Daniel presents ancient texts for modern times.
Combining storytelling, humour and insight, his practical approach makes yoga philosophy accessible and relevant. He teaches courses for the Oxford Centre for Hindu Studies, on teacher trainings around the UK, and at Triyoga in London. He also offers private tuition, online and in person.
A former reporter, Daniel brings clarity to complex subjects. Drawing on a master’s degree from SOAS, and two decades of experience, he aims to help students explore their own path.
He is writing a book about yoga philosophy aimed at practitioners. He also writes for magazines, while working freelance as an editor.
Modern yoga is focused on postures, but other forms of practice are even more powerful. Join us on a London rooftop for an uplifting fusion of physical methods and inner inquiry, with practical insights from yoga philosophy. This integrated workshop includes a playfully challenging postural sequence, traditional breath-work, silent sitting and a little bit of chanting. We conclude with a group discussion and Q&A. Our aim is to nurture independent practice. Book now for Saturday, 20 July (14:00-17:00).
Two of Patanjali’s eight limbs of yoga highlight ethics. Although the Yoga Sutra’s teachings on yama and niyama have social aspects, their ultimate goal is renouncing the world. Unless we retreat like Iron Age ascetics, might they need rethinking? Are other rules more relevant to modern challenges, from social instability to environmental meltdown? Can yogic ethics be adapted to serve new priorities? Come and share ideas and discuss alternatives! Booking now for Sunday, 18 August (14:30 - 17:00), at Triyoga Camden.
It can be hard to express liberating insights without sounding banal. Perhaps mindful of the limits of words, some of the earliest teachings on oneness say it is conveyed by a single syllable. Chanting Om is said to teach the meaning of all of the Upanishads. This message is meant to be realised, not discussed, but some interpretive guidance is helpful. The first author to offer it as a philosophy was Gaudapada, whose verses - or Karika - on the Mandukya Upanishad laid the foundations of Advaita Vedanta, a widely influential system of ideas.
It can feel daunting to study alone. We often have books that we’d like to explore, but don’t find time to sit and read. And even if we do, they might spark questions we struggle to answer. It helps to discuss ideas with someone else who offers structure and support. Whatever your priorities — from reading a text to a broader inquiry on how modern practice relates to tradition — we’ll focus clearly on your goals, devising a plan that helps achieve them. Online and in person (location permitting).
A sample of earlier work. Use the search box below to browse for more.

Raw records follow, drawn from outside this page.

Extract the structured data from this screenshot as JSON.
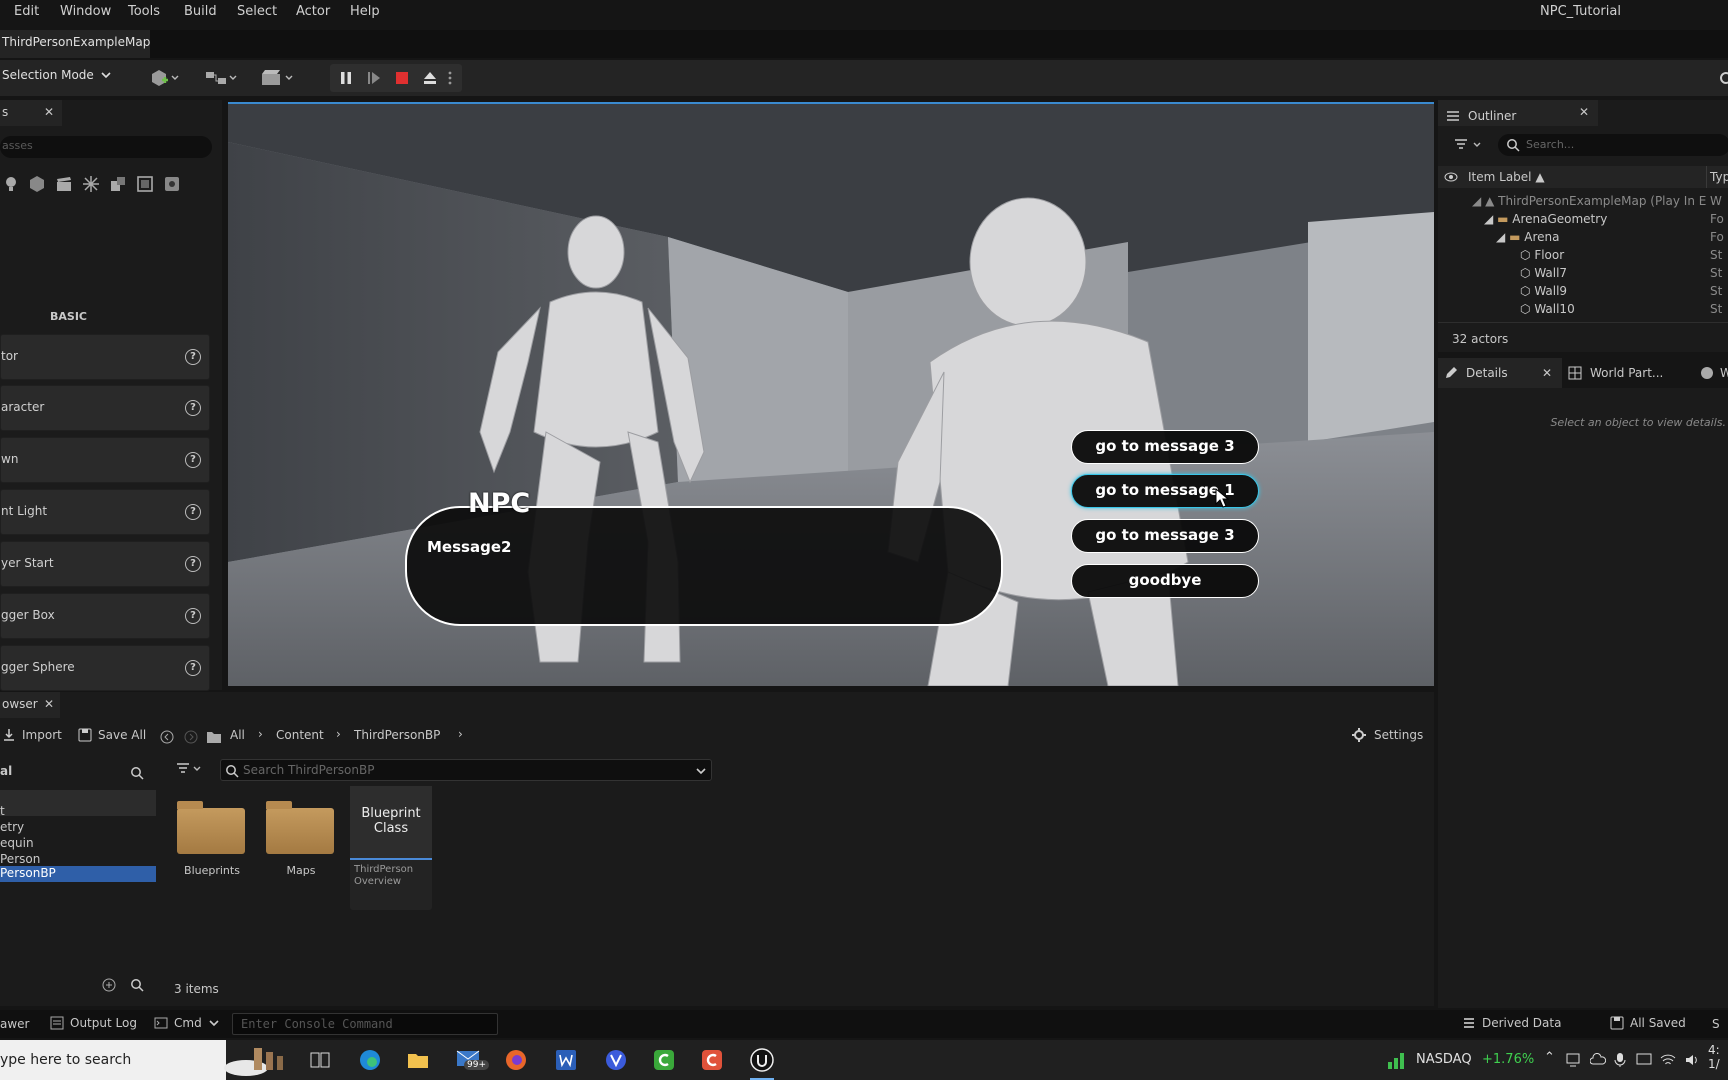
{
  "menu": {
    "items": [
      "Edit",
      "Window",
      "Tools",
      "Build",
      "Select",
      "Actor",
      "Help"
    ],
    "project": "NPC_Tutorial"
  },
  "tabs": {
    "map": "ThirdPersonExampleMap"
  },
  "toolbar": {
    "selection_mode": "Selection Mode"
  },
  "place_actors": {
    "tab_label": "s",
    "search_placeholder": "asses",
    "category": "BASIC",
    "items": [
      {
        "label": "tor"
      },
      {
        "label": "aracter"
      },
      {
        "label": "wn"
      },
      {
        "label": "nt Light"
      },
      {
        "label": "yer Start"
      },
      {
        "label": "gger Box"
      },
      {
        "label": "gger Sphere"
      }
    ]
  },
  "viewport": {
    "speaker": "NPC",
    "message": "Message2",
    "choices": [
      {
        "label": "go to message 3"
      },
      {
        "label": "go to message 1"
      },
      {
        "label": "go to message 3"
      },
      {
        "label": "goodbye"
      }
    ]
  },
  "outliner": {
    "title": "Outliner",
    "search_placeholder": "Search...",
    "col_label": "Item Label",
    "col_type": "Typ",
    "rows": [
      {
        "label": "ThirdPersonExampleMap (Play In E",
        "type": "W"
      },
      {
        "label": "ArenaGeometry",
        "type": "Fo"
      },
      {
        "label": "Arena",
        "type": "Fo"
      },
      {
        "label": "Floor",
        "type": "St"
      },
      {
        "label": "Wall7",
        "type": "St"
      },
      {
        "label": "Wall9",
        "type": "St"
      },
      {
        "label": "Wall10",
        "type": "St"
      }
    ],
    "count": "32 actors"
  },
  "details": {
    "tab": "Details",
    "tab2": "World Part...",
    "tab3": "W",
    "empty": "Select an object to view details."
  },
  "content_browser": {
    "tab": "owser",
    "import": "Import",
    "save_all": "Save All",
    "crumbs": [
      "All",
      "Content",
      "ThirdPersonBP"
    ],
    "settings": "Settings",
    "source_title": "al",
    "sources": [
      "t",
      "etry",
      "equin",
      "Person",
      "PersonBP"
    ],
    "filter_placeholder": "Search ThirdPersonBP",
    "folders": [
      "Blueprints",
      "Maps"
    ],
    "asset_type": "Blueprint Class",
    "asset_name": "ThirdPerson Overview",
    "count": "3 items"
  },
  "status": {
    "drawer": "awer",
    "output_log": "Output Log",
    "cmd": "Cmd",
    "console_placeholder": "Enter Console Command",
    "derived": "Derived Data",
    "saved": "All Saved",
    "trail": "S"
  },
  "taskbar": {
    "search": "ype here to search",
    "mail_badge": "99+",
    "ticker": "NASDAQ",
    "change": "+1.76%",
    "clock": "4:",
    "date": "1/"
  },
  "colors": {
    "accent": "#38c6e8",
    "selection": "#2f5fa8",
    "folder": "#b68a50"
  }
}
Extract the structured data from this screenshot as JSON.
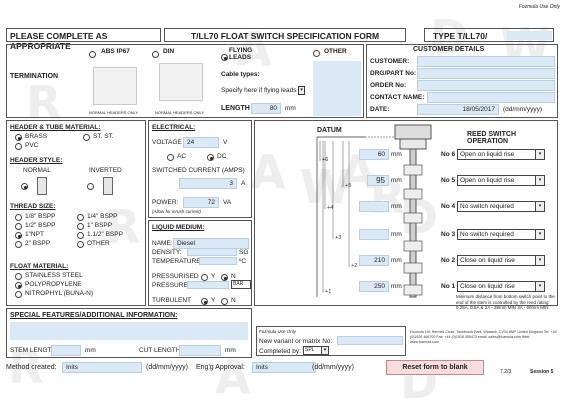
{
  "corner_note": "Fozmula Use Only",
  "header": {
    "instruction": "PLEASE COMPLETE AS APPROPRIATE",
    "title": "T/LL70 FLOAT SWITCH SPECIFICATION FORM",
    "type_label": "TYPE T/LL70/"
  },
  "termination": {
    "label": "TERMINATION",
    "abs": "ABS IP67",
    "din": "DIN",
    "flying": "FLYING LEADS",
    "other": "OTHER",
    "normal_headers_1": "NORMAL HEADERS ONLY",
    "normal_headers_2": "NORMAL HEADERS ONLY",
    "cable_types": "Cable types:",
    "specify": "Specify here if flying leads",
    "length_label": "LENGTH",
    "length_value": "80",
    "length_unit": "mm"
  },
  "customer": {
    "title": "CUSTOMER DETAILS",
    "customer": "CUSTOMER:",
    "drg": "DRG/PART No:",
    "order": "ORDER No:",
    "contact": "CONTACT NAME:",
    "date_label": "DATE:",
    "date_value": "18/05/2017",
    "date_fmt": "(dd/mm/yyyy)"
  },
  "header_tube": {
    "title": "HEADER & TUBE MATERIAL:",
    "brass": "BRASS",
    "stst": "ST. ST.",
    "pvc": "PVC"
  },
  "header_style": {
    "title": "HEADER STYLE:",
    "normal": "NORMAL",
    "inverted": "INVERTED"
  },
  "thread": {
    "title": "THREAD SIZE:",
    "o1": "1/8\" BSPP",
    "o2": "1/4\" BSPP",
    "o3": "1/2\" BSPP",
    "o4": "1\" BSPP",
    "o5": "1\"NPT",
    "o6": "1.1/2\" BSPP",
    "o7": "2\" BSPP",
    "o8": "OTHER"
  },
  "float": {
    "title": "FLOAT MATERIAL:",
    "o1": "STAINLESS STEEL",
    "o2": "POLYPROPYLENE",
    "o3": "NITROPHYL (BUNA-N)"
  },
  "electrical": {
    "title": "ELECTRICAL:",
    "voltage_label": "VOLTAGE",
    "voltage_value": "24",
    "voltage_unit": "V",
    "ac": "AC",
    "dc": "DC",
    "switched": "SWITCHED CURRENT (AMPS)",
    "current_value": "3",
    "current_unit": "A",
    "power_label": "POWER:",
    "power_value": "72",
    "power_unit": "VA",
    "inrush": "(Allow for inrush current)"
  },
  "liquid": {
    "title": "LIQUID MEDIUM:",
    "name_label": "NAME:",
    "name_value": "Diesel",
    "density_label": "DENSITY:",
    "density_unit": "SG",
    "temp_label": "TEMPERATURE:",
    "temp_unit": "ºC",
    "pressurised": "PRESSURISED",
    "y": "Y",
    "n": "N",
    "pressure_label": "PRESSURE:",
    "pressure_unit": "BAR",
    "turbulent": "TURBULENT"
  },
  "datum": {
    "label": "DATUM",
    "levels": [
      {
        "mark": "6",
        "value": "60",
        "unit": "mm"
      },
      {
        "mark": "5",
        "value": "95",
        "unit": "mm"
      },
      {
        "mark": "4",
        "value": "",
        "unit": "mm"
      },
      {
        "mark": "3",
        "value": "",
        "unit": "mm"
      },
      {
        "mark": "2",
        "value": "210",
        "unit": "mm"
      },
      {
        "mark": "1",
        "value": "250",
        "unit": "mm"
      }
    ]
  },
  "reed": {
    "title": "REED SWITCH OPERATION",
    "rows": [
      {
        "no": "No 6",
        "value": "Open on liquid rise"
      },
      {
        "no": "No 5",
        "value": "Open on liquid rise"
      },
      {
        "no": "No 4",
        "value": "No switch required"
      },
      {
        "no": "No 3",
        "value": "No switch required"
      },
      {
        "no": "No 2",
        "value": "Close on liquid rise"
      },
      {
        "no": "No 1",
        "value": "Close on liquid rise"
      }
    ],
    "note": "Minimum distance from bottom switch point to the end of the stem is controlled by the reed rating: 0.25A, 0.5A & 2A - 38mm MIN 3A - 60mm MIN"
  },
  "special": {
    "title": "SPECIAL FEATURES/ADDITIONAL INFORMATION:",
    "stem_label": "STEM LENGTH:",
    "stem_unit": "mm",
    "cut_label": "CUT LENGTH:",
    "cut_unit": "mm"
  },
  "fozmula_box": {
    "title": "Fozmula Use Only",
    "new_variant": "New variant or matrix No:",
    "completed": "Completed by:",
    "completed_value": "SPL"
  },
  "address": "Fozmula Ltd, Hermes Close, Tachbrook Park, Warwick, CV34 6NP, United Kingdom Tel: +44 (0)1926 466700 Fax: +44 (0)1926 450473 email: sales@fozmula.com Web: www.fozmula.com",
  "footer": {
    "method": "Method created:",
    "inits1": "Inits",
    "date_fmt1": "(dd/mm/yyyy)",
    "approval": "Eng'g Approval:",
    "inits2": "Inits",
    "date_fmt2": "(dd/mm/yyyy)",
    "reset": "Reset form to blank",
    "page_ref": "7.2/3",
    "session": "Session 5"
  },
  "watermarks": [
    "R",
    "A",
    "D",
    "W",
    "R",
    "A",
    "W",
    "A",
    "R",
    "D",
    "R",
    "A",
    "D"
  ]
}
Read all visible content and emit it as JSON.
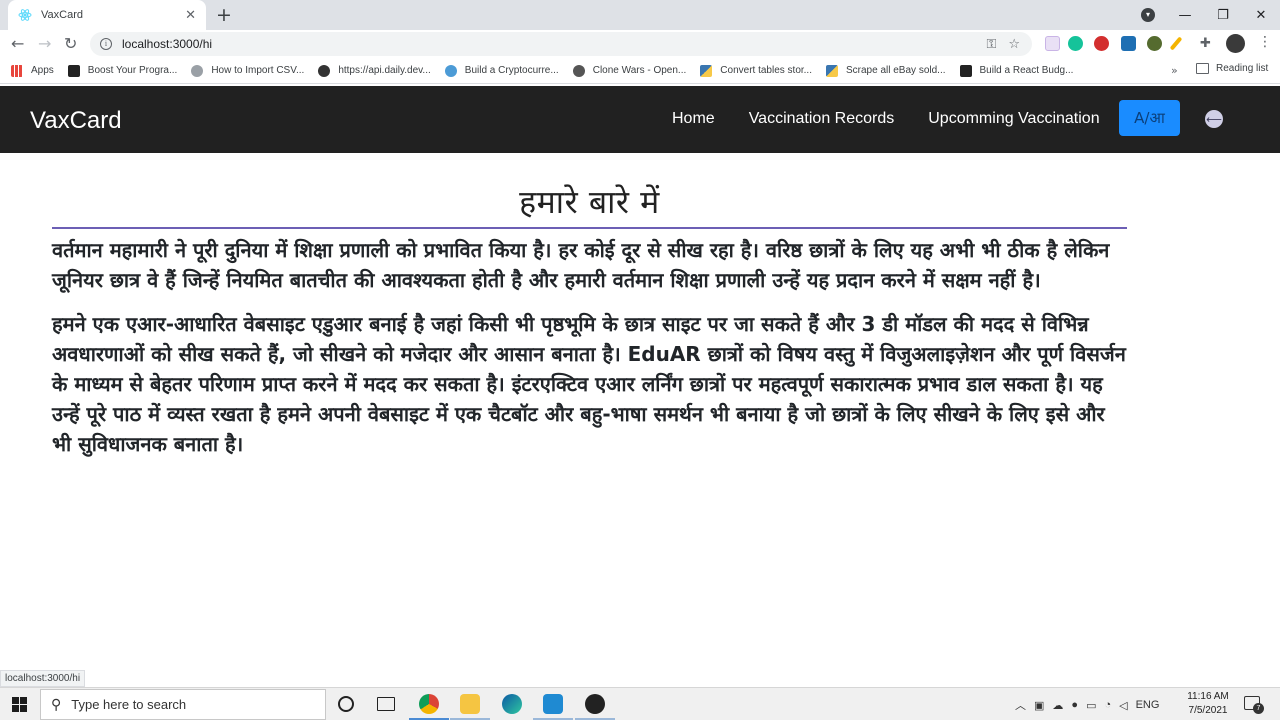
{
  "browser": {
    "tab_title": "VaxCard",
    "new_tab": "+",
    "tab_close": "✕",
    "url": "localhost:3000/hi",
    "status_url": "localhost:3000/hi",
    "window_controls": [
      "—",
      "❐",
      "✕"
    ],
    "bookmarks": [
      {
        "label": "Apps",
        "color": "#e8453c"
      },
      {
        "label": "Boost Your Progra...",
        "color": "#222222"
      },
      {
        "label": "How to Import CSV...",
        "color": "#9aa0a6"
      },
      {
        "label": "https://api.daily.dev...",
        "color": "#333333"
      },
      {
        "label": "Build a Cryptocurre...",
        "color": "#4c9bd6"
      },
      {
        "label": "Clone Wars - Open...",
        "color": "#555555"
      },
      {
        "label": "Convert tables stor...",
        "color": "#3a76b0"
      },
      {
        "label": "Scrape all eBay sold...",
        "color": "#3a76b0"
      },
      {
        "label": "Build a React Budg...",
        "color": "#222222"
      }
    ],
    "bookmarks_more": "»",
    "reading_list": "Reading list"
  },
  "app": {
    "brand": "VaxCard",
    "nav": [
      "Home",
      "Vaccination Records",
      "Upcomming Vaccination"
    ],
    "lang_button": "A/आ",
    "accent": "#1a8cff"
  },
  "content": {
    "heading": "हमारे बारे में",
    "paragraphs": [
      "वर्तमान महामारी ने पूरी दुनिया में शिक्षा प्रणाली को प्रभावित किया है। हर कोई दूर से सीख रहा है। वरिष्ठ छात्रों के लिए यह अभी भी ठीक है लेकिन जूनियर छात्र वे हैं जिन्हें नियमित बातचीत की आवश्यकता होती है और हमारी वर्तमान शिक्षा प्रणाली उन्हें यह प्रदान करने में सक्षम नहीं है।",
      "हमने एक एआर-आधारित वेबसाइट एडुआर बनाई है जहां किसी भी पृष्ठभूमि के छात्र साइट पर जा सकते हैं और 3 डी मॉडल की मदद से विभिन्न अवधारणाओं को सीख सकते हैं, जो सीखने को मजेदार और आसान बनाता है। EduAR छात्रों को विषय वस्तु में विजुअलाइज़ेशन और पूर्ण विसर्जन के माध्यम से बेहतर परिणाम प्राप्त करने में मदद कर सकता है। इंटरएक्टिव एआर लर्निंग छात्रों पर महत्वपूर्ण सकारात्मक प्रभाव डाल सकता है। यह उन्हें पूरे पाठ में व्यस्त रखता है हमने अपनी वेबसाइट में एक चैटबॉट और बहु-भाषा समर्थन भी बनाया है जो छात्रों के लिए सीखने के लिए इसे और भी सुविधाजनक बनाता है।"
    ]
  },
  "taskbar": {
    "search_placeholder": "Type here to search",
    "lang": "ENG",
    "time": "11:16 AM",
    "date": "7/5/2021",
    "notifications": "7"
  }
}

Mindfulness adapts Buddhist meditation to everyday life. It seems effective at managing depression and anxiety, and is taught in schools to boost resilience and grades. Whilst it can help to share techniques to cope with stress, this limits the scope for transformation. A fixation on self gets reinforced, which serves a brutal market system. However, if mindfulness in schools were to cultivate "moral and civic virtues," as British MPs suggest it should, it could foster compassionate "pro-social" action.
It was an honour to be part of this discussion with two of the foremost scholars on yoga, James Mallinson and Mark Singleton, reflecting on the work behind their book Roots of Yoga, which was recently published. The conversation took place in the members' room at the New York Society Library, and was filmed. An audio recording is available for download.